BEGIN

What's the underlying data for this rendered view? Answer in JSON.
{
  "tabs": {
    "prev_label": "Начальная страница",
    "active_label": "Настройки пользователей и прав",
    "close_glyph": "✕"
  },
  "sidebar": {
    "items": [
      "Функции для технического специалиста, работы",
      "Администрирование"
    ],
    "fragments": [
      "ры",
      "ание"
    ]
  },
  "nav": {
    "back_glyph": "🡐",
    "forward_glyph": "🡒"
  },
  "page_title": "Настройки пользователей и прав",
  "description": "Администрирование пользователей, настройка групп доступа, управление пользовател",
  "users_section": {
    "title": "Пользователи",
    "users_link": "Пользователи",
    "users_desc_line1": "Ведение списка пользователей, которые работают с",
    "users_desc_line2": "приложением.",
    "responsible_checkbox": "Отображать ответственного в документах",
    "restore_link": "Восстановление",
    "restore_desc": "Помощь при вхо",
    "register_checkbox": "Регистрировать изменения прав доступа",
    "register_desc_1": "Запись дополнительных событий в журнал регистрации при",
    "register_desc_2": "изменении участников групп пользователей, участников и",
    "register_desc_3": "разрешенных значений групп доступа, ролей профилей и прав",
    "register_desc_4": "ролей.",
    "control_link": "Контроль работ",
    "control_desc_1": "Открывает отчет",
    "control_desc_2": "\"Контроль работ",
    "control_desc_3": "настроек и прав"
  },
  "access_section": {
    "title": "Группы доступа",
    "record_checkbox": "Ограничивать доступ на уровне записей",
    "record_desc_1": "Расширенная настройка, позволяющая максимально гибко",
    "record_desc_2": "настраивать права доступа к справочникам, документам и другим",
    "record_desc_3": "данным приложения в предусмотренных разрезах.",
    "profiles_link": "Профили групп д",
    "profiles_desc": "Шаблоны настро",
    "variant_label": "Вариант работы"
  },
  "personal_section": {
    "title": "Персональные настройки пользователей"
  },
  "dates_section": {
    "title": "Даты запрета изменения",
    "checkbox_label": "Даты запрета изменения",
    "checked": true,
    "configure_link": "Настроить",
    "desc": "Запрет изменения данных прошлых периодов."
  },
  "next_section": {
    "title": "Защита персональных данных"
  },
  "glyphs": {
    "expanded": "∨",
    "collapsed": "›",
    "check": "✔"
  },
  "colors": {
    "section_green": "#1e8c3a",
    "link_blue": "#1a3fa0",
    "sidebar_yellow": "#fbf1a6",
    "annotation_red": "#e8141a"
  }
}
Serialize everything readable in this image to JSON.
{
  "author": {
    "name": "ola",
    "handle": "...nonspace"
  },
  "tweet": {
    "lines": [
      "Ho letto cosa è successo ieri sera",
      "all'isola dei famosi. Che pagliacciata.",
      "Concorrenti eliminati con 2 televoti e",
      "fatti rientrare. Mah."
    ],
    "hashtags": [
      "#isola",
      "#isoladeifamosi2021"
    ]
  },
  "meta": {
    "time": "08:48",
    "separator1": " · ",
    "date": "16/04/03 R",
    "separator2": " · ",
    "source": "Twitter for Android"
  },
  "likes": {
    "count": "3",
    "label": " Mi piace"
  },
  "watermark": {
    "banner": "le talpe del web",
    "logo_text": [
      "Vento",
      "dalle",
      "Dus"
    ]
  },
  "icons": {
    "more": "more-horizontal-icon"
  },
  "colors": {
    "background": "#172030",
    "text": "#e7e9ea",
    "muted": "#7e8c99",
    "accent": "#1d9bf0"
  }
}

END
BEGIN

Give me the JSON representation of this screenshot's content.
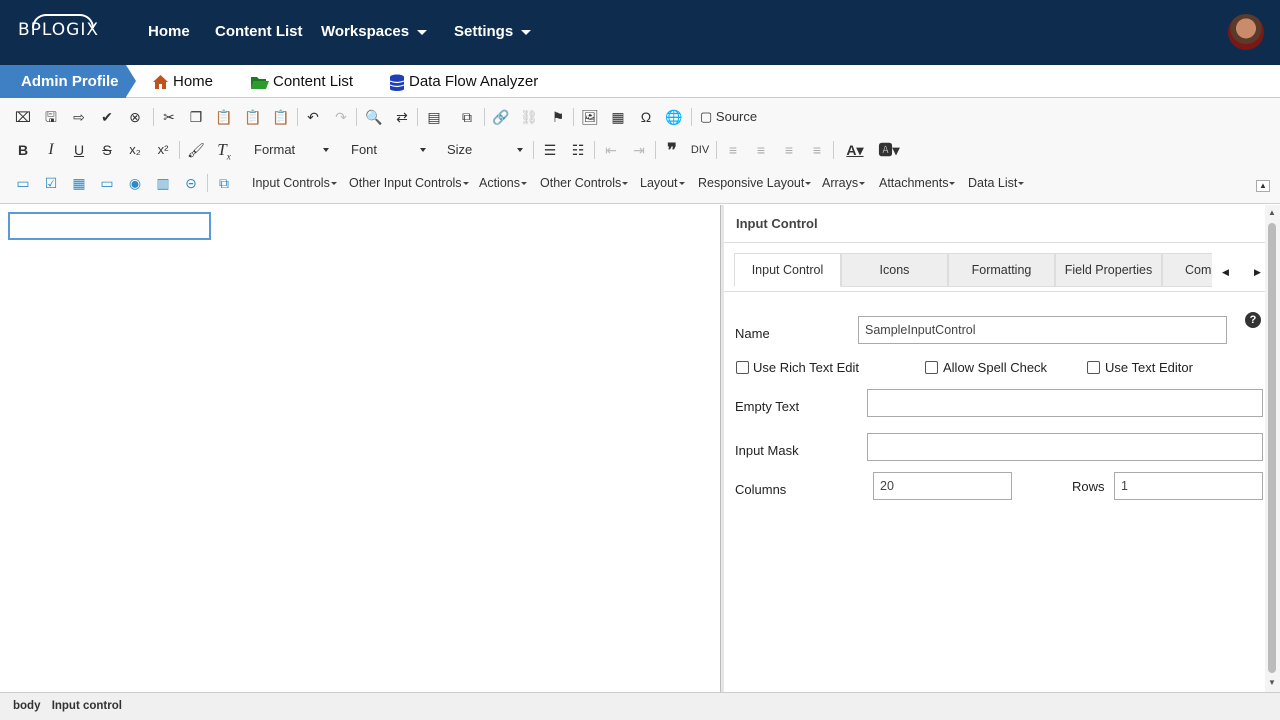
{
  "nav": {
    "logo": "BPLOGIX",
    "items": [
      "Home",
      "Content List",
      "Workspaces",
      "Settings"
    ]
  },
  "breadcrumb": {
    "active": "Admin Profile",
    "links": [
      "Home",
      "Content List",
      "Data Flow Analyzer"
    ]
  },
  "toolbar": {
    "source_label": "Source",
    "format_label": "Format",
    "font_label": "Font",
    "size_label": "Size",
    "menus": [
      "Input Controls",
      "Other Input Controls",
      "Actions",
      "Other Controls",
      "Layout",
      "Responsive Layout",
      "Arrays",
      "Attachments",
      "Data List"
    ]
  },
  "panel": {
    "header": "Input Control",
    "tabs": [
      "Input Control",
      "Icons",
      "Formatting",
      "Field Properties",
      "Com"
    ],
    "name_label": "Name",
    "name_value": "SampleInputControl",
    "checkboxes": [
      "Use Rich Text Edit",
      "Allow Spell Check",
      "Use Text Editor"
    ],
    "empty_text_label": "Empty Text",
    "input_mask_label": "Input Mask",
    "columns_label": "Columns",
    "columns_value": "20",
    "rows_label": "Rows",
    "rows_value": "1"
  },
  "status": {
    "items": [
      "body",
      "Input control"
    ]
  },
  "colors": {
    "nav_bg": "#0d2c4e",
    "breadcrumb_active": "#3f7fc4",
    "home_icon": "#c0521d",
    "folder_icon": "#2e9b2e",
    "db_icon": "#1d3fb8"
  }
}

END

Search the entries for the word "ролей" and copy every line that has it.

    "register_desc_3": "разрешенных значений групп доступа, ролей профилей и прав",
    "register_desc_4": "ролей.",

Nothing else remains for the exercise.